The UN Security Council unanimously approves a resolution endorsing an international road map for a Syria peace process. Natasha Howitt reports.
In a rare show of unity among major world powers, a road map for a Syria peace process has been endorsed by the UN Security Council. Syria's nearly five-year civil war has claimed more than a quarter million lives. An opportunity for peace has now emerged. (SOUNDBITE) (English) U.N. SECRETARY GENERAL BAN KI-MOON SAYING: "The people of Syria have suffered enough. I call for you to show vision and leadership in overcoming your differences. A fleeting opportunity for peace has emerged. Your duty is to seize it." Talks between the Syrian government and the opposition are expected to begin in January. The resolution outlines a roughly two-year timeline for creating a unity government and holding elections. A nationwide ceasefire is also written in, though it does not apply to the battle to defeat Islamic State. Still, obstacles to end the conflict remain. It is not known which of the Syrian opposition groups will have a seat at the table in the talks. The future of Syrian President Bashar al-Assad also remains unclear. Assad is a close ally of Russia and Iran, but Western countries want him ousted (SOUNDBITE) (English) BRITISH FOREIGN SECRETARY PHILIP HAMMOND, SAYING: "It is Assad who bears the responsibility for the majority of the deaths in Syria." The issue has been the most difficult sticking point in talks.

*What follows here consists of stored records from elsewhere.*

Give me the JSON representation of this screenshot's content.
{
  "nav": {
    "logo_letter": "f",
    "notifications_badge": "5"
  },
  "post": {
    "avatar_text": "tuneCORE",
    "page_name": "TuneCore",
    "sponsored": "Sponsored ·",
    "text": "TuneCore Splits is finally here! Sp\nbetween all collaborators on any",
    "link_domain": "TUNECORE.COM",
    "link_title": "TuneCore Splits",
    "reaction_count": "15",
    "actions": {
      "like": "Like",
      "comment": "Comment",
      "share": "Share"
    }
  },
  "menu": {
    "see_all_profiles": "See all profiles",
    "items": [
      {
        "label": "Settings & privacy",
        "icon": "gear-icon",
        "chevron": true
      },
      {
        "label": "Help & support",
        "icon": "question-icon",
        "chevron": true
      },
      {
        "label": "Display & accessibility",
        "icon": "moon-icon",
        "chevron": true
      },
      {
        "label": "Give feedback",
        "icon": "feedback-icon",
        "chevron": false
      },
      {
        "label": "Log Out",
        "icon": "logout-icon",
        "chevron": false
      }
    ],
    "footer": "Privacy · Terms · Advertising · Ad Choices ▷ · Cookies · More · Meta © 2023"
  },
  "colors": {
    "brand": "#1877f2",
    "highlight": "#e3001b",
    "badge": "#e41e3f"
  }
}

Foreign Ministers from the UK, France, and the U.S. called for Assad's departure. (SOUNDBITE) (English) U.S. SECRETARY OF STATE JOHN KERRY SAYING: "President Assad in our judgment, and not everybody shares, this, but the majority of people in the ISSG believe that President Assad has lost the credibility to be able to unite the country and to provide the moral credibility to be able to govern it into the future." Syria's UN ambassador said comments on the country's presidency were "out of the context of the resolution before the ink [was] dry", and exposed the speakers' "real intentions". Russia's foreign minister similarly stressed that Syria's future was for its people to decide - a point written into the resolution.